Face masks don’t protect wearers from the virus getting into their eyes, and there’s only restricted evidence of the benefits of wearing face masks by most people, consultants quoted in BMJ, previously known as the British Medical Journal, said recently.

Cherry pointed to a number of older research that he said show the boundaries of face masks and the strengths of keeping the eyes protected.

One study revealed in the Journal of the American Medical Assn. in 1986 showed that only 5% of goggle-wearing hospital staff in New York who entered the hospital room of infants with respiratory sickness had been contaminated by a standard respiratory virus. With out the goggles, 28% have been infected.

The goggles appeared to function a barrier reminding nurses, medical doctors and workers to not rub their eyes or nostril, the study said. The eyewear also acted as a barrier to stop contaminated bodily fluids from being transmitted to the healthcare worker when an toddler was cuddled.

An analogous study, coauthored by Cherry and printed within the American Journal of Illness of Children in 1987, showed that only 5% of healthcare workers at UCLA Medical Center using masks and goggles had been infected by a respiratory virus. But when no masks or goggles have been used, 61% have been infected.
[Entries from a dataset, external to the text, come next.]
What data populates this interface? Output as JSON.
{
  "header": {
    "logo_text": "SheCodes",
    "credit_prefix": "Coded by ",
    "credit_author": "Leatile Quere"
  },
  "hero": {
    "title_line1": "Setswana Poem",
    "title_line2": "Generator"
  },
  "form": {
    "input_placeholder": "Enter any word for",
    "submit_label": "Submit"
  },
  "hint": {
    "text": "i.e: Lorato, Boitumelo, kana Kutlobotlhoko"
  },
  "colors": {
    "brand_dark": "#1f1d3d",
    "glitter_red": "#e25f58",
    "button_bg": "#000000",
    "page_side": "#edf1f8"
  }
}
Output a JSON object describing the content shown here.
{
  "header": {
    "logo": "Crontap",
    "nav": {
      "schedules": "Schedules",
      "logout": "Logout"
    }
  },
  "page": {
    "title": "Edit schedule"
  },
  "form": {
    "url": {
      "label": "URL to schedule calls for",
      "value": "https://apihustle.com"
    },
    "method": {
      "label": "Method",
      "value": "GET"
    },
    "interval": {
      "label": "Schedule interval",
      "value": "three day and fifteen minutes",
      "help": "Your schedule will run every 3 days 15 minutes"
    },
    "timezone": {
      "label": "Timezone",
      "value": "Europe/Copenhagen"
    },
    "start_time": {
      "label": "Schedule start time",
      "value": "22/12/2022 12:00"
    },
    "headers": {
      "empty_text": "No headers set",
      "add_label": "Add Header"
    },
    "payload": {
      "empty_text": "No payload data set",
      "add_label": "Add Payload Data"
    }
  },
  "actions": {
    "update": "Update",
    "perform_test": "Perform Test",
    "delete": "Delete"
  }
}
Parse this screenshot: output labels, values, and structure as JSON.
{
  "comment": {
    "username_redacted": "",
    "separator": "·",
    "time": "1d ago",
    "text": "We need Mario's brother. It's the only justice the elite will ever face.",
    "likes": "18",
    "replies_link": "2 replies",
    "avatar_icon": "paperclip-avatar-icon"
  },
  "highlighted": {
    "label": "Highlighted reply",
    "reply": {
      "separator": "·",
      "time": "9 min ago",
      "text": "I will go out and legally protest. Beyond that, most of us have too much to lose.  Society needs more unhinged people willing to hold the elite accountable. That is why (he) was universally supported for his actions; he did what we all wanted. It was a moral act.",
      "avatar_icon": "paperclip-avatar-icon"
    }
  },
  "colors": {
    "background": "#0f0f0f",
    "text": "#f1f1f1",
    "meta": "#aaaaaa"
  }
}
A separate examine printed within the Journal of Pediatrics in 1981 discovered that the usage of masks and gowns at a hospital in Denver did not appear to help protect healthcare workers from getting a viral infection.